======== Exercise data
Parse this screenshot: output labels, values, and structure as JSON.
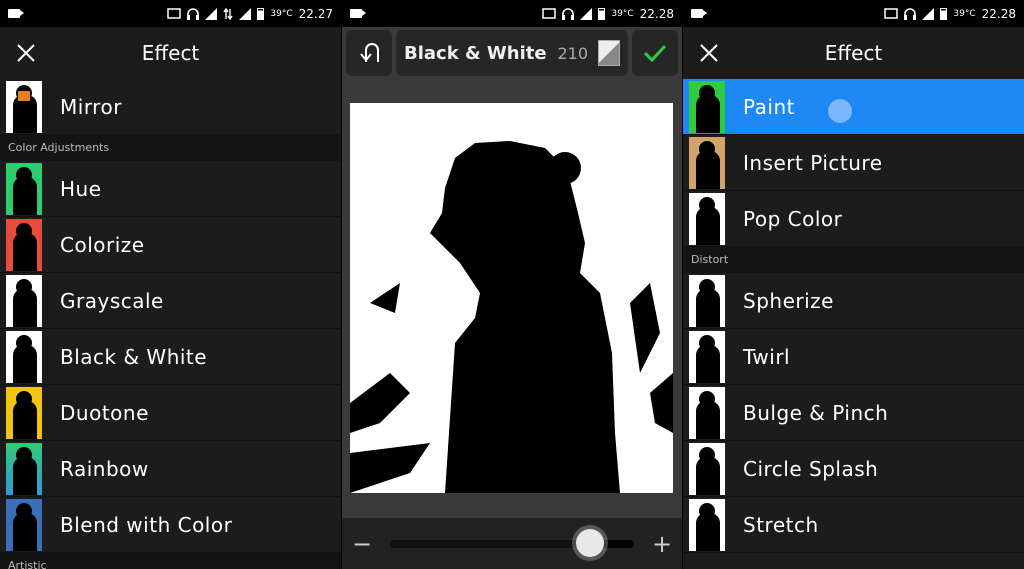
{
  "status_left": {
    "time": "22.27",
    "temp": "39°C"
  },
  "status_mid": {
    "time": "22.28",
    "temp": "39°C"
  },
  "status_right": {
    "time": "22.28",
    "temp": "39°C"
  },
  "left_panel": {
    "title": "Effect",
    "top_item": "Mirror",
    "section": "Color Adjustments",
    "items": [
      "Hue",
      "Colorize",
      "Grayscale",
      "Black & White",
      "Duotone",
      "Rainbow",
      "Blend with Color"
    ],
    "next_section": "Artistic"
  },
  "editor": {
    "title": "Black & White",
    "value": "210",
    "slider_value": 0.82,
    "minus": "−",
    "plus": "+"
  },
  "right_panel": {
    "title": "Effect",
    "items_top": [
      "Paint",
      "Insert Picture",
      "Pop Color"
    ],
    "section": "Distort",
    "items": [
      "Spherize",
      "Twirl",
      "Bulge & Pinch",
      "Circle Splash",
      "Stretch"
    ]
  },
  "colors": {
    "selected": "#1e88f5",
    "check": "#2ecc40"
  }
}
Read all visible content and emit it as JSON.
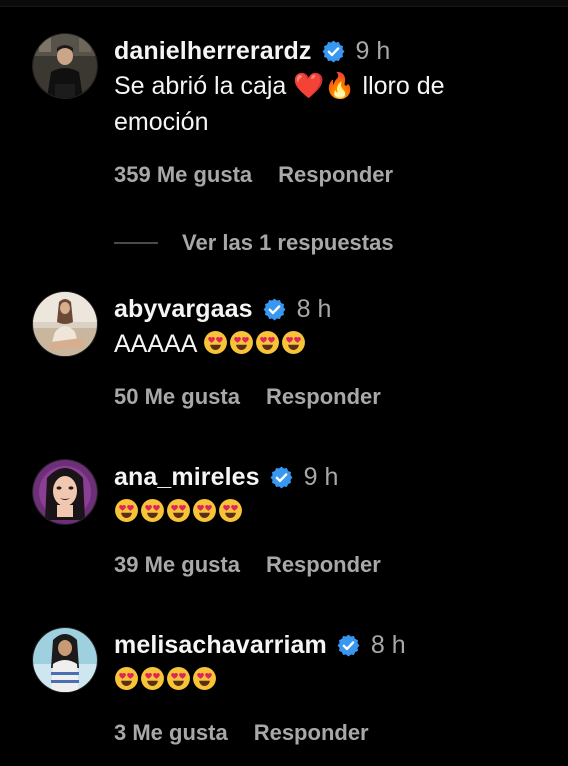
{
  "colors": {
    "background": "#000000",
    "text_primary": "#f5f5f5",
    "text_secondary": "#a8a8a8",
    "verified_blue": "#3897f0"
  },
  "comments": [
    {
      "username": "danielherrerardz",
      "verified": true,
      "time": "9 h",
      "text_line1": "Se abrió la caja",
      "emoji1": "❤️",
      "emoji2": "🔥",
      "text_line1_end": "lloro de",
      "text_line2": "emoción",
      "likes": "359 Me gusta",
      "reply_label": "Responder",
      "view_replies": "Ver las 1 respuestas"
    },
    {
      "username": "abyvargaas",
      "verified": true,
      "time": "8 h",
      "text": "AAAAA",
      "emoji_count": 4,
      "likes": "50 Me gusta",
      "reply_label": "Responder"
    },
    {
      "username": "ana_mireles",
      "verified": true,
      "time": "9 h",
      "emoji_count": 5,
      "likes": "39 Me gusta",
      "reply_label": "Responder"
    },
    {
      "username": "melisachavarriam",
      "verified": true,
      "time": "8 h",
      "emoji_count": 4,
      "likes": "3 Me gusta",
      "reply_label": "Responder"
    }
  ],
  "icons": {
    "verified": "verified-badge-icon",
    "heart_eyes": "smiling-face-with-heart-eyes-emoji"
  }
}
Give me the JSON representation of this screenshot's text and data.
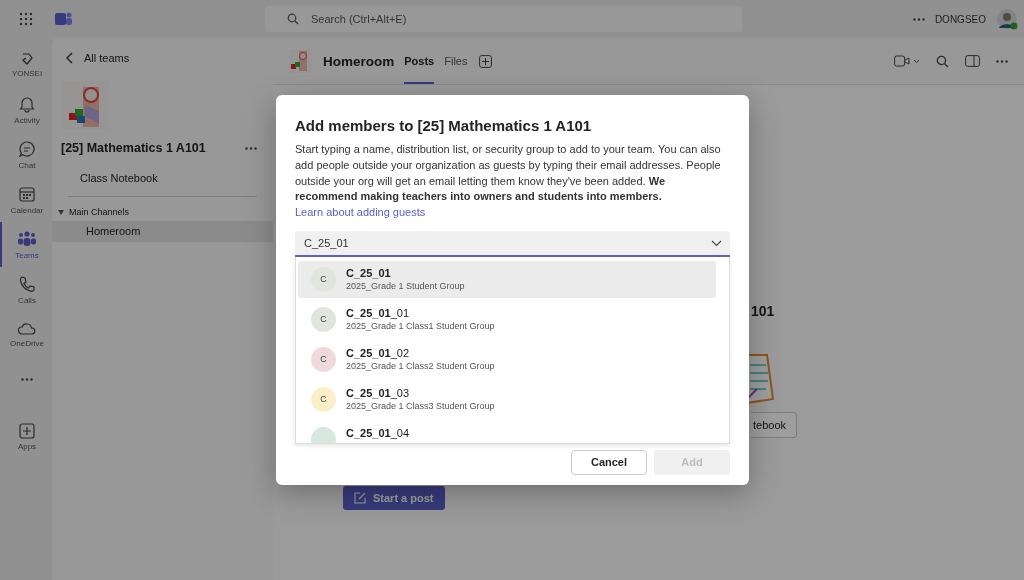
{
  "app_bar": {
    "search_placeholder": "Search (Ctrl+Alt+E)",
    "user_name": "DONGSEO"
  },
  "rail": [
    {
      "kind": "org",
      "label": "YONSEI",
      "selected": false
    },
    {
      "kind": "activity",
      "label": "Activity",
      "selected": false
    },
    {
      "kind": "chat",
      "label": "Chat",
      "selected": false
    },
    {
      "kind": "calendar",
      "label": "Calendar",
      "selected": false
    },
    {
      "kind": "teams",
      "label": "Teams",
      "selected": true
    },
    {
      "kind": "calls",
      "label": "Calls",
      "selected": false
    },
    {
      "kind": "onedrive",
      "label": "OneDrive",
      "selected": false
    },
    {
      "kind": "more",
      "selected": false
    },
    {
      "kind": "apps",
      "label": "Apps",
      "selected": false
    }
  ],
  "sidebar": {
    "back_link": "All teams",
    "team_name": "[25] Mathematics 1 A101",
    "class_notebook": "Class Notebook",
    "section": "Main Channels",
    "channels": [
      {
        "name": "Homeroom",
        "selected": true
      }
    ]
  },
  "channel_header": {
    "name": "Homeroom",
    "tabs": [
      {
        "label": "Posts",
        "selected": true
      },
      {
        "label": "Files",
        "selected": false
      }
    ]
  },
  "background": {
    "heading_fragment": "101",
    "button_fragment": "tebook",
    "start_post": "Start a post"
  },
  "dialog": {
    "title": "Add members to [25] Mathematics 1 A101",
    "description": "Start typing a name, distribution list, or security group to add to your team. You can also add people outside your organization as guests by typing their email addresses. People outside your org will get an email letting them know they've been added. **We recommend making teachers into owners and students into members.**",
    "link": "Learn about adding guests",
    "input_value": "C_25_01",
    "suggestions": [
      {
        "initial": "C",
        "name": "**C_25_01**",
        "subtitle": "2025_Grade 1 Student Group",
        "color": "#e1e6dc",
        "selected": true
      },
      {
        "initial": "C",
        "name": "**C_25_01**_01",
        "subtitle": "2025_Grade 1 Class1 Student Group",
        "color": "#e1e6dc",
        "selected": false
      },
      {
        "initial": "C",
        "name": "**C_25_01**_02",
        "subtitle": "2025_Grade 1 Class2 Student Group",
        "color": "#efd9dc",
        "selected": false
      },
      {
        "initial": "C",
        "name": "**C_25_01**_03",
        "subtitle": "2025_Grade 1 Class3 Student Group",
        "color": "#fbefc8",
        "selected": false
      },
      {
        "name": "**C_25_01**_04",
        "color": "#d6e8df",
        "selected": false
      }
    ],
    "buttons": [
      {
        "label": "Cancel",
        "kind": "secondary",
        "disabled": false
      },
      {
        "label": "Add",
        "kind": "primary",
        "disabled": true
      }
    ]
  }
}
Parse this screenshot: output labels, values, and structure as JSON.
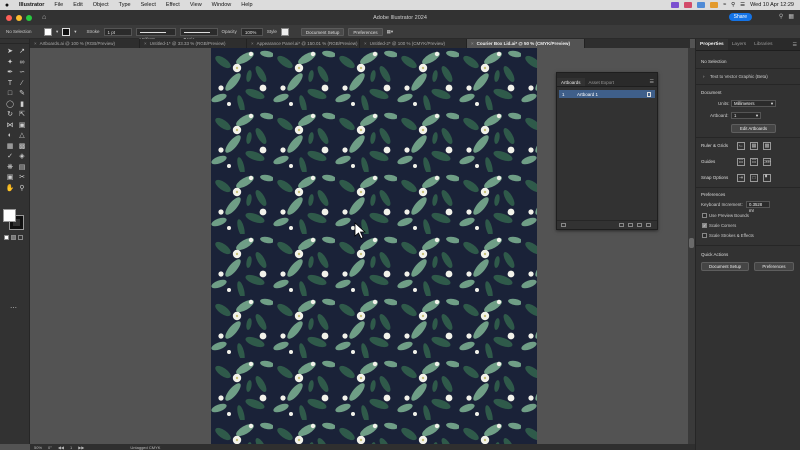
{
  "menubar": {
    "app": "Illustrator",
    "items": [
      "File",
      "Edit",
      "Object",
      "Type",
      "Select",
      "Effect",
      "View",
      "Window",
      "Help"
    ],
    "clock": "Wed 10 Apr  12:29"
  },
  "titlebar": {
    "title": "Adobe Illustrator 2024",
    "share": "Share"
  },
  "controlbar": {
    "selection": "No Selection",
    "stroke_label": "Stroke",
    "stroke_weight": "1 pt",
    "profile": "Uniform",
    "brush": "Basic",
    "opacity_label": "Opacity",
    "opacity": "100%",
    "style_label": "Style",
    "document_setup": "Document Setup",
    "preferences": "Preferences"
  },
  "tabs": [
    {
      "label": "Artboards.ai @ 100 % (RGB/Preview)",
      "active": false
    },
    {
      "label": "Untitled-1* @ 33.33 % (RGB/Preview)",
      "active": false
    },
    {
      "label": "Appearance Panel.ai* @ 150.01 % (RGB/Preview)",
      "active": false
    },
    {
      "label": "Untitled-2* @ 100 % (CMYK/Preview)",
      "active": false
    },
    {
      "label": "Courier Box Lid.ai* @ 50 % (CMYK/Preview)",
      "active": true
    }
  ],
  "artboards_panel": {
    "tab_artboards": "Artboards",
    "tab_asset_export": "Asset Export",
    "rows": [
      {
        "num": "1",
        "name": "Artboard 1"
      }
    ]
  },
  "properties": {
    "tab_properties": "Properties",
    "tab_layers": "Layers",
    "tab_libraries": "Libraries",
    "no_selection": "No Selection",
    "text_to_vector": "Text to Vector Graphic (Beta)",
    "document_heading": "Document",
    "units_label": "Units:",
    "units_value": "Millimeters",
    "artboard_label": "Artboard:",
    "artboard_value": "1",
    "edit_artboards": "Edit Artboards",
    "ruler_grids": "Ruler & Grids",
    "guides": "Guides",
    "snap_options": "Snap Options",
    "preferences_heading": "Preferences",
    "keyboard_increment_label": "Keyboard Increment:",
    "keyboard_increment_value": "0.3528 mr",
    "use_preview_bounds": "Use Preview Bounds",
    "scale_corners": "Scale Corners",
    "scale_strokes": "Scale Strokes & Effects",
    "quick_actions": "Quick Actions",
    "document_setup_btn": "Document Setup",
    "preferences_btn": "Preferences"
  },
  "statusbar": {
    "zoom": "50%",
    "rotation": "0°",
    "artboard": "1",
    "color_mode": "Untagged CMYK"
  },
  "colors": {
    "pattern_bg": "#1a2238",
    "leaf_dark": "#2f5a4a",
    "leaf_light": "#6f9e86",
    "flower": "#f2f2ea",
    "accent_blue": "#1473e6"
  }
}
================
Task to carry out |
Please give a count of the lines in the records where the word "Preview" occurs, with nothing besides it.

Result of this exercise |
6